Aunt, elder sister.

So why do I deride myself?

This is one of her own. They fail the sisterhood too.

May be.

It is vicarious power.

Can’t rule over men? Hanker after a son.

Keep him tied. Encourage him to beat or burn.

Never teach him to respect other women.

And when they have the capacity, remain selfishly indifferent.

They fail the sisterhood too.

May be not.

A daughter will have to lead the same agonising life.

Enslaved, tortured, suppressed.

Let her go before she actually exists. Before she questions

The system and is raped for doing do.

I often ask God about gender equations, hoping He will answer.

He. God is a man.

But He did / does have a mother right?

It is the men who fail their mothers.

They make the rules, set the limitations.

Whose social function is what.

Who is to wear what, who is to say what.

According to the poll, figure hugging

Jeans are more provocative than sarees.

Must’ve been loads of men who logged on. Smirking.

Deciding the dress code for women.

All who have failed their mothers.

The other day a man teased me on the road.

Same as happens to so many women.

I was disgusted, then guilty.

May be it was the trousers and jacket?

Should I stop wearing long skirts with slits?

Sleeveless blouses?

Should I cover my arms and legs?

Hijaab. Barely enough to be able to see?

Oil my hair? No make-up, not even lip balm?

Look my little toe can be seen!

Eve tempted Adam!

Swathes won’t tempt him now, neither will a blunted mind.


I am asphyxiating, I am blinded, my feet swaddled.

For whom are you celebrating Women’s Day?

Who is celebrating Women’s Day?

A few shopping malls and dotcoms.

Buy gifts for the woman in your life …

As if they don’t matter the rest of the time.


I may be breaking the glass ceiling but another of

My sisters is being denied existence. One is being

Teased and raped, one is being burnt.

One more sold in the market.


A lone day to be put on a pedestal and trampled on
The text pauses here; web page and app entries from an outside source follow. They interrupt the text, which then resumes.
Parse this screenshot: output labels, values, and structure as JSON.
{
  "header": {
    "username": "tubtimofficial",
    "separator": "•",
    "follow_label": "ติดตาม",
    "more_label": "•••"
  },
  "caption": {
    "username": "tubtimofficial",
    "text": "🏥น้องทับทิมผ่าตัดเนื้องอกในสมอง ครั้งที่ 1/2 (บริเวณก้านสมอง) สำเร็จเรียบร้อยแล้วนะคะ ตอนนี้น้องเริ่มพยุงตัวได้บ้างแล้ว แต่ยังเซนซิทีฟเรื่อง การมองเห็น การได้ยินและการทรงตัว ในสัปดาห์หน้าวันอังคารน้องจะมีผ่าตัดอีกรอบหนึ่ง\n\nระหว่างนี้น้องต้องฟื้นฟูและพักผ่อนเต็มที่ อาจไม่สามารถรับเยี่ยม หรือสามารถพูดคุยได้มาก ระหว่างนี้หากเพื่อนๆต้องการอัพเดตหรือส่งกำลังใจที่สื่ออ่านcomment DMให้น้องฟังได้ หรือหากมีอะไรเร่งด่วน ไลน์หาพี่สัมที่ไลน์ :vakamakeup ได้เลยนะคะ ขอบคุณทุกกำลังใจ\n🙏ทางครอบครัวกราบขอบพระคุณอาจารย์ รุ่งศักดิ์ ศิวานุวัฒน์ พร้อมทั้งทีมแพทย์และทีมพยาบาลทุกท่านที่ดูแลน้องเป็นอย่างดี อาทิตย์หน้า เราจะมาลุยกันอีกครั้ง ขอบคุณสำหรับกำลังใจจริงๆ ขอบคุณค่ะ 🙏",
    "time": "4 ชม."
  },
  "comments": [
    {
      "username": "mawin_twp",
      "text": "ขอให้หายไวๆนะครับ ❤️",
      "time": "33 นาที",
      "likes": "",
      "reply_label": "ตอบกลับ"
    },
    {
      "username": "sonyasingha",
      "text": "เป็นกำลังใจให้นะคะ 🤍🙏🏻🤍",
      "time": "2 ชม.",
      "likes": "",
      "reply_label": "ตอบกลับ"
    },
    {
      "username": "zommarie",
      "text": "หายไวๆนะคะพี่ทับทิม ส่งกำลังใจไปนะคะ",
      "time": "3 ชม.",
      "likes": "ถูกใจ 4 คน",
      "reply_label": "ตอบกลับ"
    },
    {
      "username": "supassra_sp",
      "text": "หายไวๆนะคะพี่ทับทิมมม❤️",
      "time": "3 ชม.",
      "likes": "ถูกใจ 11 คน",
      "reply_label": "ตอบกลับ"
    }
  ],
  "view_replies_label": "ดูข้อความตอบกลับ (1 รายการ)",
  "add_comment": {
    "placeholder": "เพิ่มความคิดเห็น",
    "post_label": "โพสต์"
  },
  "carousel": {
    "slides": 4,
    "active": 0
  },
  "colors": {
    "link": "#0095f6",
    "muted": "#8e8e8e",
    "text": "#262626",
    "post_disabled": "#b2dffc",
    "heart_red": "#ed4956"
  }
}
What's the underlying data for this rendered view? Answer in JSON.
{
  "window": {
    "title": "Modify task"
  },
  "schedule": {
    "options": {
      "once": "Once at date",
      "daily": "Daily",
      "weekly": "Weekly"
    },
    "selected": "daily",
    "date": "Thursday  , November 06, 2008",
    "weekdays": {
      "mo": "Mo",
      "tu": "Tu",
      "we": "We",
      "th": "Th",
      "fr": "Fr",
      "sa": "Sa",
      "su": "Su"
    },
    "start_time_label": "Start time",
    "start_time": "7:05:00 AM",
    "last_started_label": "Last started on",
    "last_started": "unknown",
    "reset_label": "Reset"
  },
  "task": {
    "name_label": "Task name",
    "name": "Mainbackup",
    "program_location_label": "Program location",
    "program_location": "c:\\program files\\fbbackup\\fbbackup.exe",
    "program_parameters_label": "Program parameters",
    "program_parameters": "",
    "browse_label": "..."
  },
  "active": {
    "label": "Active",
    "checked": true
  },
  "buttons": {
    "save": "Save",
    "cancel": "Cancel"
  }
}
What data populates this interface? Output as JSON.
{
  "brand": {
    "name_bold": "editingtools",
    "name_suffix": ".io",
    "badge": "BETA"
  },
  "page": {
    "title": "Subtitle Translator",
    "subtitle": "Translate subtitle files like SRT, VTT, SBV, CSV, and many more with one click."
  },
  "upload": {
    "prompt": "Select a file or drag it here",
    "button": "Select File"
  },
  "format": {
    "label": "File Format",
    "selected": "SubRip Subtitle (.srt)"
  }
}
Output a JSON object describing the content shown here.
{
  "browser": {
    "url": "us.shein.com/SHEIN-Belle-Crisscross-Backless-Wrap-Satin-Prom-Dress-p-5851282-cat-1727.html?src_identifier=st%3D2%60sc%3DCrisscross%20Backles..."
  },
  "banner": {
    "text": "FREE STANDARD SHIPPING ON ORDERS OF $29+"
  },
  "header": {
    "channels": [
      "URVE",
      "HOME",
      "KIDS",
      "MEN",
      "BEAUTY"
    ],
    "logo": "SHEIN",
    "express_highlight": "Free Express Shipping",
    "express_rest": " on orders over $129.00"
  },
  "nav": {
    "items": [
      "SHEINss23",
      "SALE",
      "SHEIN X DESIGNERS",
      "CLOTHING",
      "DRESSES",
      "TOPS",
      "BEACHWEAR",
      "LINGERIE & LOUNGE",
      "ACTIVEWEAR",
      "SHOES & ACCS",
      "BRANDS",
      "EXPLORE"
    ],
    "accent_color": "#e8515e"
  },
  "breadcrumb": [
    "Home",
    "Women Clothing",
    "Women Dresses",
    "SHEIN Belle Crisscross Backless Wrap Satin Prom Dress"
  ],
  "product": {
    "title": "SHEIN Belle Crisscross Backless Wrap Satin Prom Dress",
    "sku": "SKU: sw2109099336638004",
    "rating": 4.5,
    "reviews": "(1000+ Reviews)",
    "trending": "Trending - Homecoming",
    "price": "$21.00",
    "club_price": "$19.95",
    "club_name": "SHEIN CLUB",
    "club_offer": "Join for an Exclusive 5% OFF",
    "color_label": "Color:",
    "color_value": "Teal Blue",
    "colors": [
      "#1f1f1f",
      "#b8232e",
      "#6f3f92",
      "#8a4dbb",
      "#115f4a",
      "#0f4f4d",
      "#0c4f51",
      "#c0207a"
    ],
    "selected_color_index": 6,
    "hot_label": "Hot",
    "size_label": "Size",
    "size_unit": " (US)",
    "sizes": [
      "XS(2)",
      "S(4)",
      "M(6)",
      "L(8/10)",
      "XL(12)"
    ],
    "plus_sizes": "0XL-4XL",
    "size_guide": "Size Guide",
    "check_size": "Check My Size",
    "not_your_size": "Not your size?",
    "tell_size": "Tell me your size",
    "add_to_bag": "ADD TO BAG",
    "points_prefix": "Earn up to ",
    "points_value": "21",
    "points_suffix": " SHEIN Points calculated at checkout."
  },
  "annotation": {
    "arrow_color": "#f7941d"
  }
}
On the others.

No. No tokens.

Give me the whole year. Give me my whole life.

Give me choice.

The right to education, to health,

Food, clothes, shelter, clean toilets.

Give me my right to decide.

Love, marriage, children, work.

To move freely-anytime, anywhere.

Breathe uncloistered air. Sweet, unsuppressed, uplifting air.

Let me have all that.

Let me live the way I want to-and I can give back more.

This world exists because of me.

Nature is me.

That koel on the mango tree is me.

The cool, white glow on starry nights is me.

I am warmth and compassion.

The musty fragrance of wet earth now captured and bonded

Give me back my freedom

Let me live the way I want. Let me show you how to live.